WHAT IS BEING ASKED: Every line containing "Alternative" should be copied out. Go through the entries and find them.

(Element data from apps and pages)

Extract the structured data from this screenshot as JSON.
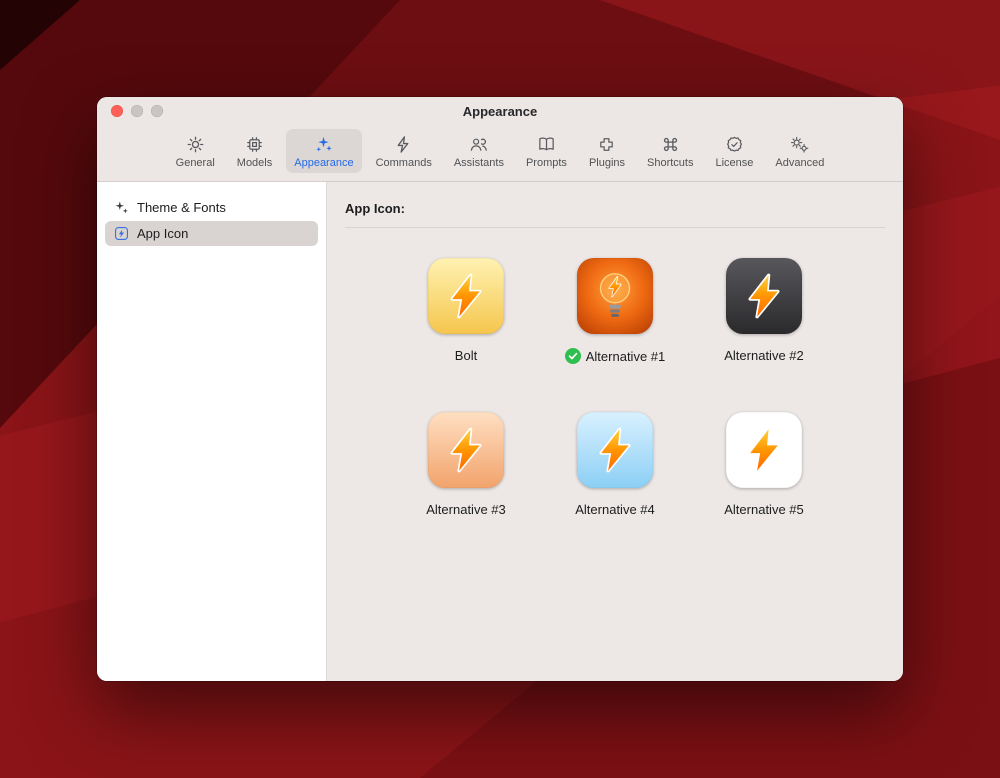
{
  "window": {
    "title": "Appearance"
  },
  "toolbar": {
    "tabs": [
      {
        "label": "General",
        "icon": "gear-icon",
        "active": false
      },
      {
        "label": "Models",
        "icon": "chip-icon",
        "active": false
      },
      {
        "label": "Appearance",
        "icon": "sparkle-wand-icon",
        "active": true
      },
      {
        "label": "Commands",
        "icon": "bolt-outline-icon",
        "active": false
      },
      {
        "label": "Assistants",
        "icon": "people-icon",
        "active": false
      },
      {
        "label": "Prompts",
        "icon": "book-icon",
        "active": false
      },
      {
        "label": "Plugins",
        "icon": "puzzle-icon",
        "active": false
      },
      {
        "label": "Shortcuts",
        "icon": "command-icon",
        "active": false
      },
      {
        "label": "License",
        "icon": "seal-check-icon",
        "active": false
      },
      {
        "label": "Advanced",
        "icon": "gears-icon",
        "active": false
      }
    ]
  },
  "sidebar": {
    "items": [
      {
        "label": "Theme & Fonts",
        "icon": "sparkles-icon",
        "selected": false
      },
      {
        "label": "App Icon",
        "icon": "bolt-app-icon",
        "selected": true
      }
    ]
  },
  "content": {
    "section_label": "App Icon:",
    "icons": [
      {
        "label": "Bolt",
        "variant": "yellow",
        "selected": false
      },
      {
        "label": "Alternative #1",
        "variant": "orange-bulb",
        "selected": true
      },
      {
        "label": "Alternative #2",
        "variant": "dark",
        "selected": false
      },
      {
        "label": "Alternative #3",
        "variant": "peach",
        "selected": false
      },
      {
        "label": "Alternative #4",
        "variant": "blue",
        "selected": false
      },
      {
        "label": "Alternative #5",
        "variant": "white",
        "selected": false
      }
    ]
  },
  "colors": {
    "accent_blue": "#2569e8",
    "selected_green": "#2fbf4f",
    "close_red": "#ff5f57",
    "wallpaper_red": "#8a1417"
  }
}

ANSWER SECTION:
        "label": "Alternative #1",
        "label": "Alternative #2",
        "label": "Alternative #3",
        "label": "Alternative #4",
        "label": "Alternative #5",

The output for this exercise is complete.